Gather all lines from the material that contain "name".

[Dataset records]
--------

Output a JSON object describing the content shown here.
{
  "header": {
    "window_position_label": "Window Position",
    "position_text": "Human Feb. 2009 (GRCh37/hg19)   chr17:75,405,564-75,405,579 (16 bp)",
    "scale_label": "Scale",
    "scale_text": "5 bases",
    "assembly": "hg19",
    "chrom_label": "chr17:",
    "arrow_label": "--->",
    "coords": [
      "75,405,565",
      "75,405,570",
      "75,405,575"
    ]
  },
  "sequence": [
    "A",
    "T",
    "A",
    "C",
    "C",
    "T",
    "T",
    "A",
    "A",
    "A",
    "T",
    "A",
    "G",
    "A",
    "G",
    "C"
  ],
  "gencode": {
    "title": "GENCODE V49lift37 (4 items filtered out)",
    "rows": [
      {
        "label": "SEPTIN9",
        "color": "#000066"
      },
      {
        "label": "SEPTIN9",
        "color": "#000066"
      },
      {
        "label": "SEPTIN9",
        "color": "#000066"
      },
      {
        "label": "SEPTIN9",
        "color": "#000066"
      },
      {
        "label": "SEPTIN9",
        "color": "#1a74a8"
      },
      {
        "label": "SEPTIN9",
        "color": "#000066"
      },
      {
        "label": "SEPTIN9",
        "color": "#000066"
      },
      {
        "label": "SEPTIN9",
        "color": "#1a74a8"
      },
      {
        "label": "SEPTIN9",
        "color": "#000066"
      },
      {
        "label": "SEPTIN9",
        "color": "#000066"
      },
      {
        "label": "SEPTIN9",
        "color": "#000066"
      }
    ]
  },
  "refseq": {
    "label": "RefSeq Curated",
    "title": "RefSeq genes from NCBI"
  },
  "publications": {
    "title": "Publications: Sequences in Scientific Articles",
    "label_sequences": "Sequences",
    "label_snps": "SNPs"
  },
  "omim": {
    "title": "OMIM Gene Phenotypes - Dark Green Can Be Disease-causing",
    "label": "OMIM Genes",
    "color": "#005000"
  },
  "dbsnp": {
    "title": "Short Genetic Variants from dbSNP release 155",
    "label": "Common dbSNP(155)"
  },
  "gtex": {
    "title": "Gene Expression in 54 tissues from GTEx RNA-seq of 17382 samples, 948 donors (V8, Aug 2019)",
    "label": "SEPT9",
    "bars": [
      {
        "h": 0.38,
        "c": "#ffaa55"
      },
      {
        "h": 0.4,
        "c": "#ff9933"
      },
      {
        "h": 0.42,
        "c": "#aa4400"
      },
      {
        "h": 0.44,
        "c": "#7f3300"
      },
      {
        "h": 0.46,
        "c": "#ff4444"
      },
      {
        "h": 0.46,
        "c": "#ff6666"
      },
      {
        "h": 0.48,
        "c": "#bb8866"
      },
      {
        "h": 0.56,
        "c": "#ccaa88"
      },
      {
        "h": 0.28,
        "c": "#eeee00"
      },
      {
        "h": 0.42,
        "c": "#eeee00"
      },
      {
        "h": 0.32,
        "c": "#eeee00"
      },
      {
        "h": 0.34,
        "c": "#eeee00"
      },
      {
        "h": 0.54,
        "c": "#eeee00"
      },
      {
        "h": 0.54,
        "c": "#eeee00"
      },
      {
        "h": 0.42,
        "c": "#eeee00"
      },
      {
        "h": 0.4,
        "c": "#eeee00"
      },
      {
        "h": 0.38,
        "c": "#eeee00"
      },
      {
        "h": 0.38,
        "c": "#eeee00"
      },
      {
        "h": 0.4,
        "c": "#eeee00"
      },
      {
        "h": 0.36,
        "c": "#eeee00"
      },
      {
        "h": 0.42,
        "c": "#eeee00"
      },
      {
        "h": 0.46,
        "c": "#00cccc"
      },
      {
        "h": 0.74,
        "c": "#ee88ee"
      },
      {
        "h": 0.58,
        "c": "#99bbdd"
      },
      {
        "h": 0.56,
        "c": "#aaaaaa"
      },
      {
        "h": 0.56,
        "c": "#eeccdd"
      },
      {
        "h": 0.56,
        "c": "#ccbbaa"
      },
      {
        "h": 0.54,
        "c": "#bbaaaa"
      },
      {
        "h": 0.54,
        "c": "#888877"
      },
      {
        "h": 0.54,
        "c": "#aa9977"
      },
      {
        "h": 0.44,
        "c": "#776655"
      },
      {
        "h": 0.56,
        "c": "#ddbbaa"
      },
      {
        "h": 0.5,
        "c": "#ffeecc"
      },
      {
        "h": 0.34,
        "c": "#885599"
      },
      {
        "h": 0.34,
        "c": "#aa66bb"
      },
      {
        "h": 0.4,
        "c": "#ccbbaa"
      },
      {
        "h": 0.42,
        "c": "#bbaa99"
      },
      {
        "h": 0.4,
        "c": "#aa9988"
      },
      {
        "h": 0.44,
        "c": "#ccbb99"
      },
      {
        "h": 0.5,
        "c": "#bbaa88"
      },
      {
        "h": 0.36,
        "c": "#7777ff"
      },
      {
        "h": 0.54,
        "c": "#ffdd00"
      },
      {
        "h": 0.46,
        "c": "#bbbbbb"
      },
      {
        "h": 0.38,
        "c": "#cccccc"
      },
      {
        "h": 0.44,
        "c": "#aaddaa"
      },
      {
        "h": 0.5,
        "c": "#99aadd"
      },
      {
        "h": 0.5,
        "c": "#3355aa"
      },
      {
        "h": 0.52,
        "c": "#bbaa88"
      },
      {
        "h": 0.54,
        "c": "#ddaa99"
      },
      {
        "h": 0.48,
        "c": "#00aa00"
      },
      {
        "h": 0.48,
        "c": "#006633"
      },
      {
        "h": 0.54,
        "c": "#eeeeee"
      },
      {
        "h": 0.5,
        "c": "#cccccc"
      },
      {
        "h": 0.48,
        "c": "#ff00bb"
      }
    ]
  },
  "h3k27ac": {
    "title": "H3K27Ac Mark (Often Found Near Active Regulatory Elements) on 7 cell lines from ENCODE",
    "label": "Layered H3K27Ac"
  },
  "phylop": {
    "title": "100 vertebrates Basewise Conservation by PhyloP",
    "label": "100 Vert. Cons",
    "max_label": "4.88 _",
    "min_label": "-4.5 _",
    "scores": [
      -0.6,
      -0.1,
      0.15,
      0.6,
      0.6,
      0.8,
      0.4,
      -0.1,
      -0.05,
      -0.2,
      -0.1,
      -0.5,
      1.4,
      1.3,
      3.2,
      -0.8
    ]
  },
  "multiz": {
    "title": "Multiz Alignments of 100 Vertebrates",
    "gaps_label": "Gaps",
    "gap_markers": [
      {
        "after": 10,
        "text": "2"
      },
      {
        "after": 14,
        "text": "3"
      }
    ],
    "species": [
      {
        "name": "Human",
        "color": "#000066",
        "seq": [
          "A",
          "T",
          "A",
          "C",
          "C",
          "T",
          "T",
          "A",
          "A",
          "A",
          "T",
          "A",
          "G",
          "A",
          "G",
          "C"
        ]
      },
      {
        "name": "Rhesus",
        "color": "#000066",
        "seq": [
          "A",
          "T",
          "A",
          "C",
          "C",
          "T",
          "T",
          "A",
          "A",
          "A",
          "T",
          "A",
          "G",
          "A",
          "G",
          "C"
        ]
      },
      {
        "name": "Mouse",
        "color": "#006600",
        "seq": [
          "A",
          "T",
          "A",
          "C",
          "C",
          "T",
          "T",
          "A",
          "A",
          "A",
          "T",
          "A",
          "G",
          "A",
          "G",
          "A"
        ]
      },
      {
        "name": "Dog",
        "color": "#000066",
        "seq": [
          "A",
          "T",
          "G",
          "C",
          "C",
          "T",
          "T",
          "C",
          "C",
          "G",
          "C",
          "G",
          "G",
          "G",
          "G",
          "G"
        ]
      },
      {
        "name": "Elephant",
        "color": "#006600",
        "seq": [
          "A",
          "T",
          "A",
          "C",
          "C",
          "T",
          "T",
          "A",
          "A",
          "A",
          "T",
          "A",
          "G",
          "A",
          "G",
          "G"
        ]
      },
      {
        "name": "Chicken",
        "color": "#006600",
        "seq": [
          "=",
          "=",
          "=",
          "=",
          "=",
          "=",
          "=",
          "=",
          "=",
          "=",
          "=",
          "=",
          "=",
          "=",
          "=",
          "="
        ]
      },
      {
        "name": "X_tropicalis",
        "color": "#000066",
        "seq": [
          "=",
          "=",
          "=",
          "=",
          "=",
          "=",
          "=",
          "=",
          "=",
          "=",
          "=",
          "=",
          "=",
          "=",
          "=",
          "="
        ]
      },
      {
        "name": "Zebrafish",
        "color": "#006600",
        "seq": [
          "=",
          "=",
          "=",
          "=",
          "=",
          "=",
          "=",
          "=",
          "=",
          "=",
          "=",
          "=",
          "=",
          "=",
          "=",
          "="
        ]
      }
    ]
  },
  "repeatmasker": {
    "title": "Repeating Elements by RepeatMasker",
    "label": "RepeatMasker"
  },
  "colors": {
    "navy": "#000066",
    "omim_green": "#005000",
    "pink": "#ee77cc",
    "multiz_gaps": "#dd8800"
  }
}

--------

[Written response]
        "name": "Human",
        "name": "Rhesus",
        "name": "Mouse",
        "name": "Dog",
        "name": "Elephant",
        "name": "Chicken",
        "name": "X_tropicalis",
        "name": "Zebrafish",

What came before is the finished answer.